#### [The task]
Keep only the lines that hold the string "names", filtering out the rest of the entries below.

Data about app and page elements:
# # # # #

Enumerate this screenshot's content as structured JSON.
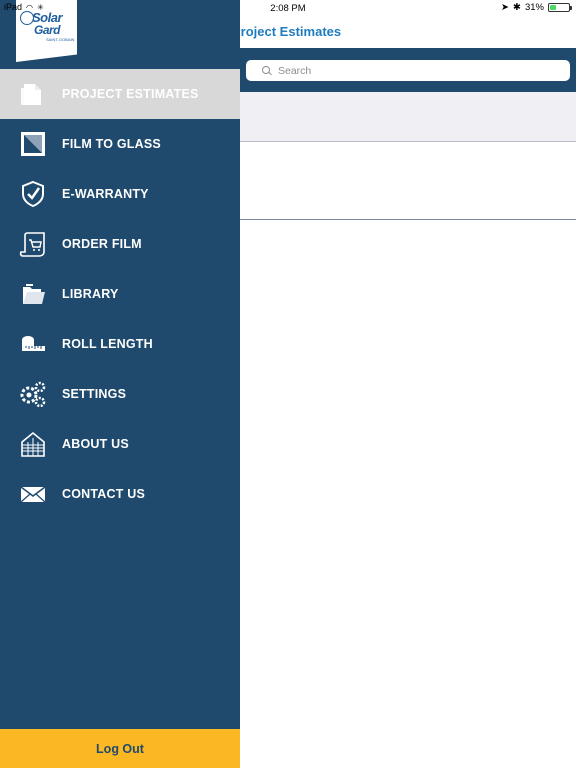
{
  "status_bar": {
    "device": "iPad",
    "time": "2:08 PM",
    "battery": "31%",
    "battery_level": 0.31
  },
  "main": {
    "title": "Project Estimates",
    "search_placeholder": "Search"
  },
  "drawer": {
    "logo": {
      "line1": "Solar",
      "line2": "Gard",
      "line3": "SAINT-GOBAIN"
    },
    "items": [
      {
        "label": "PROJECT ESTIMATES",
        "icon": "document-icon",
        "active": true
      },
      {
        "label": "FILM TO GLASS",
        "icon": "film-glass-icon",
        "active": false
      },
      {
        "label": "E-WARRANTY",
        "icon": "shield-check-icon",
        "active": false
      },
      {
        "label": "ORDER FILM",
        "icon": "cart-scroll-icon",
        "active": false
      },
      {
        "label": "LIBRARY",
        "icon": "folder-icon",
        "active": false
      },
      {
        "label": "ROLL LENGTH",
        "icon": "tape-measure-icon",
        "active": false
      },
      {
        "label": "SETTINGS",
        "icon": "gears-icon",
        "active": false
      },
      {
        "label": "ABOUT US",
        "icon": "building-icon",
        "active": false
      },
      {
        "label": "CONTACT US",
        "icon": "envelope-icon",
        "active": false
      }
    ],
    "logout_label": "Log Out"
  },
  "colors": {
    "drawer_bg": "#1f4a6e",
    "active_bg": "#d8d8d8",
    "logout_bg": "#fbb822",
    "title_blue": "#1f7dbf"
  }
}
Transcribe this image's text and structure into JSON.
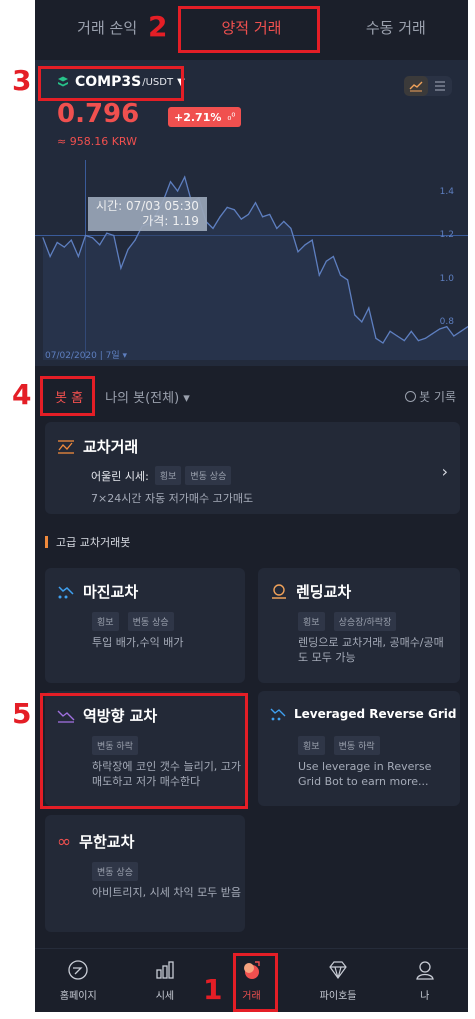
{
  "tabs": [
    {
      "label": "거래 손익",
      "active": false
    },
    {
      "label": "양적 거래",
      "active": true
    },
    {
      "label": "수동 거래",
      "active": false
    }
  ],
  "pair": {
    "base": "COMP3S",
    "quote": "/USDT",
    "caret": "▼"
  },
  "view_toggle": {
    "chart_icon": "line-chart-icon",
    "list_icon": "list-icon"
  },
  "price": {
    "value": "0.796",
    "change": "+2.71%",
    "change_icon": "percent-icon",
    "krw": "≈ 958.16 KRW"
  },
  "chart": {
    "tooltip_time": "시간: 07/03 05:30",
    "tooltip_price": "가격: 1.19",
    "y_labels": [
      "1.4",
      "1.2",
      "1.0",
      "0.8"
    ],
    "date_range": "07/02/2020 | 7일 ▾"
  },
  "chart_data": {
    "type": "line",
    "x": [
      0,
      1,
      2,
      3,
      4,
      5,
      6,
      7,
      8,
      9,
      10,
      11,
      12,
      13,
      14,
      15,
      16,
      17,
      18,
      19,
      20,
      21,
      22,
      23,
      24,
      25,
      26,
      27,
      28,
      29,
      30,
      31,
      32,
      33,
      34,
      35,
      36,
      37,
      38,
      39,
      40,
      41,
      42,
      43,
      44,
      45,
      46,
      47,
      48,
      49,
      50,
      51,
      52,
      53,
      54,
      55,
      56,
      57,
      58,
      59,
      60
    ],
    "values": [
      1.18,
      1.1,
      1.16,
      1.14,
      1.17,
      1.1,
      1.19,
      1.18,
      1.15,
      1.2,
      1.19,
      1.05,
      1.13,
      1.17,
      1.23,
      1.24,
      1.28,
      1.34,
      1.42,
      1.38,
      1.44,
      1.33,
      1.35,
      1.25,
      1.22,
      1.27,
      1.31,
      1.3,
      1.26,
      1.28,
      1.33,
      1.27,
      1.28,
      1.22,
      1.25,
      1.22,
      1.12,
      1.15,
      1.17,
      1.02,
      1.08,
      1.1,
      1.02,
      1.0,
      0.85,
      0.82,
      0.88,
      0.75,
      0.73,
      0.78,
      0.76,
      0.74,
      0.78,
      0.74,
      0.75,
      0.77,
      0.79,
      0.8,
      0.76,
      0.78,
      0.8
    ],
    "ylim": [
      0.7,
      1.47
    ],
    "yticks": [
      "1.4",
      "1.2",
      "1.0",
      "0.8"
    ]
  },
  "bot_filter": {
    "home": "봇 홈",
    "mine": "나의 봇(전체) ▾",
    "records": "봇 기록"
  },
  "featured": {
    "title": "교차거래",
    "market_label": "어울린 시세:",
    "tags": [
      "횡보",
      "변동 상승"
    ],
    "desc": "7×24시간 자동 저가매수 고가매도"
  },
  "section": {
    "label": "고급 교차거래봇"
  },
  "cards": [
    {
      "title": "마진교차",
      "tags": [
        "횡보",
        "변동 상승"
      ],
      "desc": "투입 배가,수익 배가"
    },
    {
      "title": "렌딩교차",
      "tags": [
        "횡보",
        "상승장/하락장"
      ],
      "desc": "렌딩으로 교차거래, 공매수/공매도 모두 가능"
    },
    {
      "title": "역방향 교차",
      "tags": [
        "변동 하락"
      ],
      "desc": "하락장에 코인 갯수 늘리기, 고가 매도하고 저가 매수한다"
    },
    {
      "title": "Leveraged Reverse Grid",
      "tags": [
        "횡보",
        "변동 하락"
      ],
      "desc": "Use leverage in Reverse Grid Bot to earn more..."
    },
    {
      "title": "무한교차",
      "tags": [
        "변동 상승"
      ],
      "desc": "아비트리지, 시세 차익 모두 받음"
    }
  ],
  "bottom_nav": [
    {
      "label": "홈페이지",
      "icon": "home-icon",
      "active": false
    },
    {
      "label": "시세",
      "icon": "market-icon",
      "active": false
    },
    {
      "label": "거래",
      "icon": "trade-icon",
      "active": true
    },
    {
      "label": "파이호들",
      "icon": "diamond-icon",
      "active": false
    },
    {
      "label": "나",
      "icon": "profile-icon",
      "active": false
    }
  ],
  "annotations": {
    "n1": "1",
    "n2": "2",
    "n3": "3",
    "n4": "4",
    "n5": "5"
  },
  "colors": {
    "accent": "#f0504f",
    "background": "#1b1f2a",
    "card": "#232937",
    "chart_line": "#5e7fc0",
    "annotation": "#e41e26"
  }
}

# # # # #

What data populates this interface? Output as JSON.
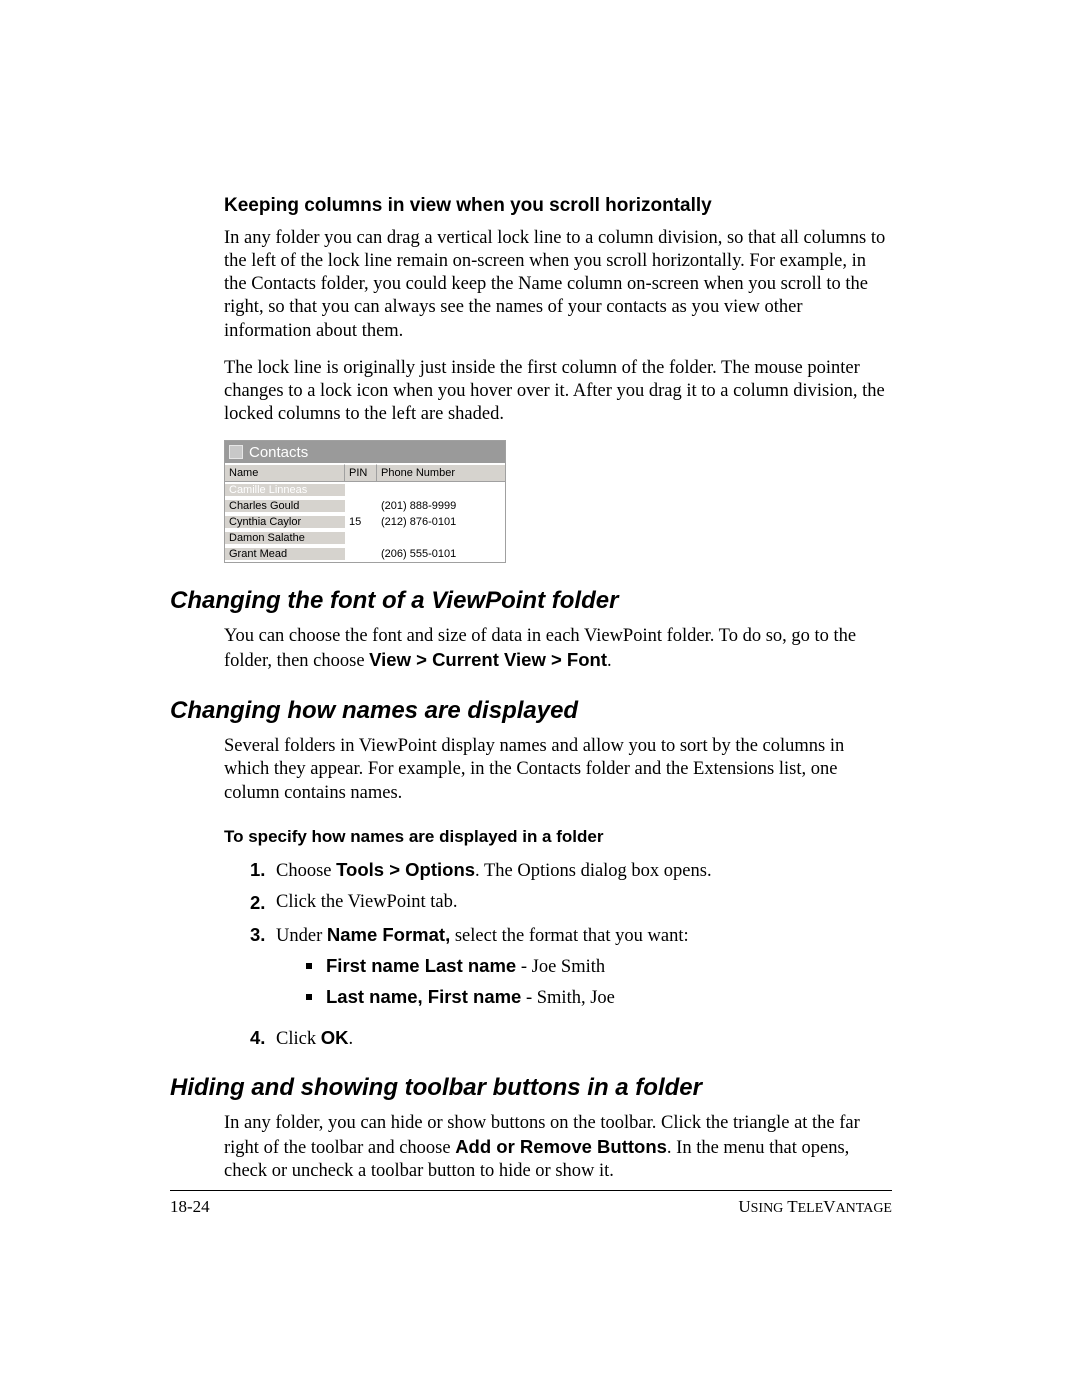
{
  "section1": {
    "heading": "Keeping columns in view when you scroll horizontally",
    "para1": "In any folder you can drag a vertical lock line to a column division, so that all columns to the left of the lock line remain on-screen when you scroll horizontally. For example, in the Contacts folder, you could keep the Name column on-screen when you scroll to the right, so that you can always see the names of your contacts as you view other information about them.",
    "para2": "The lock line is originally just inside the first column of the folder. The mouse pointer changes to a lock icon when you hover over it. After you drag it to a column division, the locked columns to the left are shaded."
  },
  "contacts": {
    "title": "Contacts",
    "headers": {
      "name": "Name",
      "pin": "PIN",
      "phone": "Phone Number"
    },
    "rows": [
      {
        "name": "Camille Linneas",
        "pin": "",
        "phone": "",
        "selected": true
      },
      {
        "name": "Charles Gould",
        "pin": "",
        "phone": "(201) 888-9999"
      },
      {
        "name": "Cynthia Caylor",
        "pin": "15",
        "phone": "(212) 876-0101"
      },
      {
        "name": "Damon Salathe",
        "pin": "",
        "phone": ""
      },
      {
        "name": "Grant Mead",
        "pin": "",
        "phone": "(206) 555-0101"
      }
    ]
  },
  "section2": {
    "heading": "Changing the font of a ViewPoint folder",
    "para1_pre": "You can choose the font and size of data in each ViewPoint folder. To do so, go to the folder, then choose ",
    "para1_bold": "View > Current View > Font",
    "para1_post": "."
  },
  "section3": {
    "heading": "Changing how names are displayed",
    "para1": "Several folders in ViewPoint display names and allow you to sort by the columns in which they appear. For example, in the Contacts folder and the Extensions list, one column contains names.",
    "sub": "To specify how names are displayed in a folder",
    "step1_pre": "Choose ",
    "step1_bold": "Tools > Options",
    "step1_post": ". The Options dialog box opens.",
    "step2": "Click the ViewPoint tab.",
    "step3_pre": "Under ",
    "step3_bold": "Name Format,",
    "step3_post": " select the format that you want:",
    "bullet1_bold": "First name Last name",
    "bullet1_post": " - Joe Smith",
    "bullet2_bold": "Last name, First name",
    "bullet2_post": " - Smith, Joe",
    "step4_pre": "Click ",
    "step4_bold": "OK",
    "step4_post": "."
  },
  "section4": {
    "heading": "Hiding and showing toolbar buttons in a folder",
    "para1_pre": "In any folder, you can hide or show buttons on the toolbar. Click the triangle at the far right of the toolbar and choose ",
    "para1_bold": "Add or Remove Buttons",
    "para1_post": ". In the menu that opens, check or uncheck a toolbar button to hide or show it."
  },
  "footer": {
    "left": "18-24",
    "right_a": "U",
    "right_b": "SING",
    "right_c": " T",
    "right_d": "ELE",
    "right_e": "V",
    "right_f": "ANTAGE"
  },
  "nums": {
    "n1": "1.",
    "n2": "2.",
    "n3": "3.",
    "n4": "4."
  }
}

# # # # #

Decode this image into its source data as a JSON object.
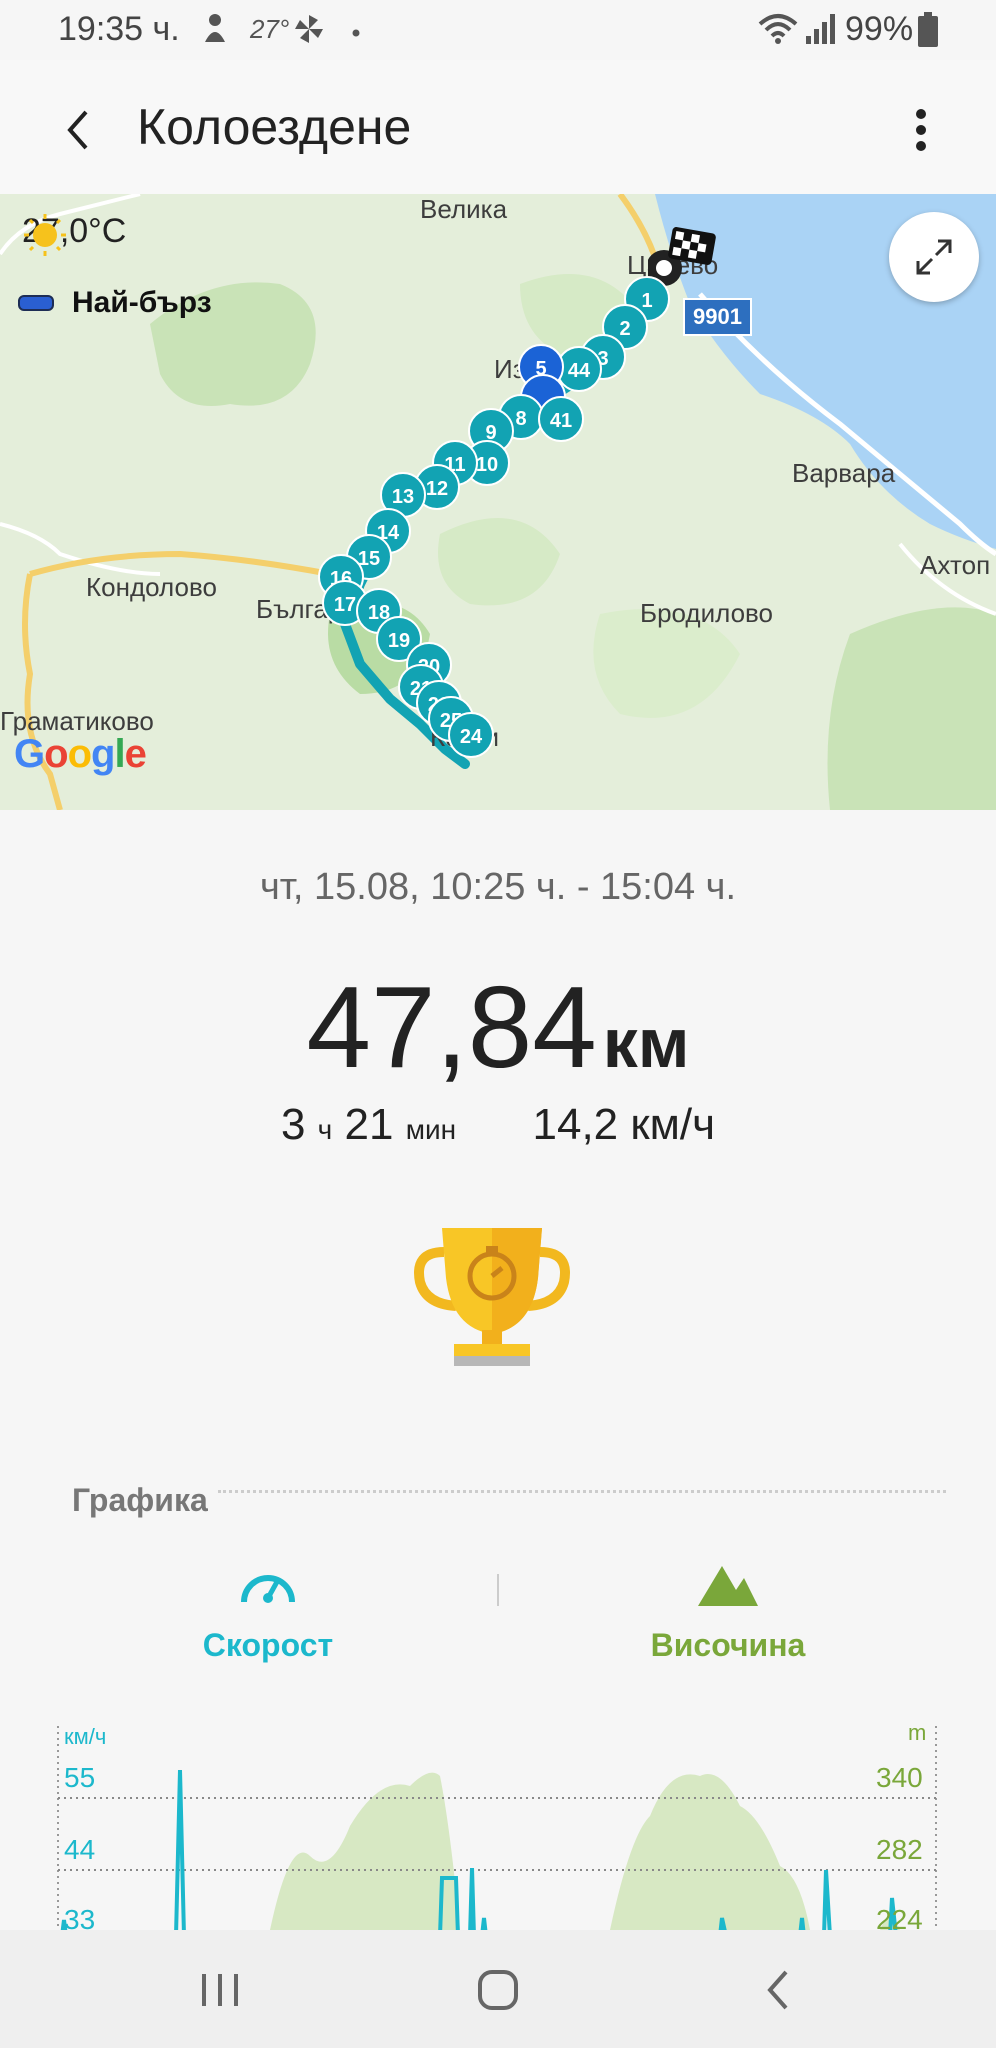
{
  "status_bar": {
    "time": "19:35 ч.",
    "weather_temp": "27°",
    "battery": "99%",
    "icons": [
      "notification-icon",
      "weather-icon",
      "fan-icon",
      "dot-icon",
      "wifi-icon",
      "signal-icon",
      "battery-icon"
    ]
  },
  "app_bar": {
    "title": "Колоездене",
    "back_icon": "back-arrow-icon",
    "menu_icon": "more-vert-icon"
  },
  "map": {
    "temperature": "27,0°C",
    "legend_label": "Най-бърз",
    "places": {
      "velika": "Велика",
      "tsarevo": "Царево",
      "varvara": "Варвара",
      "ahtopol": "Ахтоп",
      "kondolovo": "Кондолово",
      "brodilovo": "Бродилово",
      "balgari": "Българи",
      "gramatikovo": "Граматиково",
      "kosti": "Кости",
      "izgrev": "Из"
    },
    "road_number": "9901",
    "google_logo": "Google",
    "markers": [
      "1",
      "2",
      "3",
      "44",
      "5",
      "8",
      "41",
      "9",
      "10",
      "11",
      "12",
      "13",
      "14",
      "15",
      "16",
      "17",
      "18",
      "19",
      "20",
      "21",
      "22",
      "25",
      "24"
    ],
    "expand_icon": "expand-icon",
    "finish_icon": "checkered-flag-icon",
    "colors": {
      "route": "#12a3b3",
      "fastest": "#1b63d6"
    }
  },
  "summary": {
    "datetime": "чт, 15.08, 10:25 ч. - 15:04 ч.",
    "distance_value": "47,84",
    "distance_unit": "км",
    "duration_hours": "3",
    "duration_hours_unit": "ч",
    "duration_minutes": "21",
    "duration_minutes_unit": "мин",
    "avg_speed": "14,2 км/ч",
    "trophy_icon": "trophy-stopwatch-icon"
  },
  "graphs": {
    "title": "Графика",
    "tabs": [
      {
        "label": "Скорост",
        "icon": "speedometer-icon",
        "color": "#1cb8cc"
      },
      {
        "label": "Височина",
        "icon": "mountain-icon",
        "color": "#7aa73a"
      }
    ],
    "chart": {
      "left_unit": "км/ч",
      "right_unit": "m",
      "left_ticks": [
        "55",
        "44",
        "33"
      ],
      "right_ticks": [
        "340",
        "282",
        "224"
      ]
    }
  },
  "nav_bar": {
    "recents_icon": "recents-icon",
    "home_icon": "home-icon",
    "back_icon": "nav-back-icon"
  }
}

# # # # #

#### [Problem solution]
    "para1": "In any folder you can drag a vertical lock line to a column division, so that all columns to the left of the lock line remain on-screen when you scroll horizontally. For example, in the Contacts folder, you could keep the Name column on-screen when you scroll to the right, so that you can always see the names of your contacts as you view other information about them.",
    "heading": "Changing how names are displayed",
    "para1": "Several folders in ViewPoint display names and allow you to sort by the columns in which they appear. For example, in the Contacts folder and the Extensions list, one column contains names.",
    "sub": "To specify how names are displayed in a folder",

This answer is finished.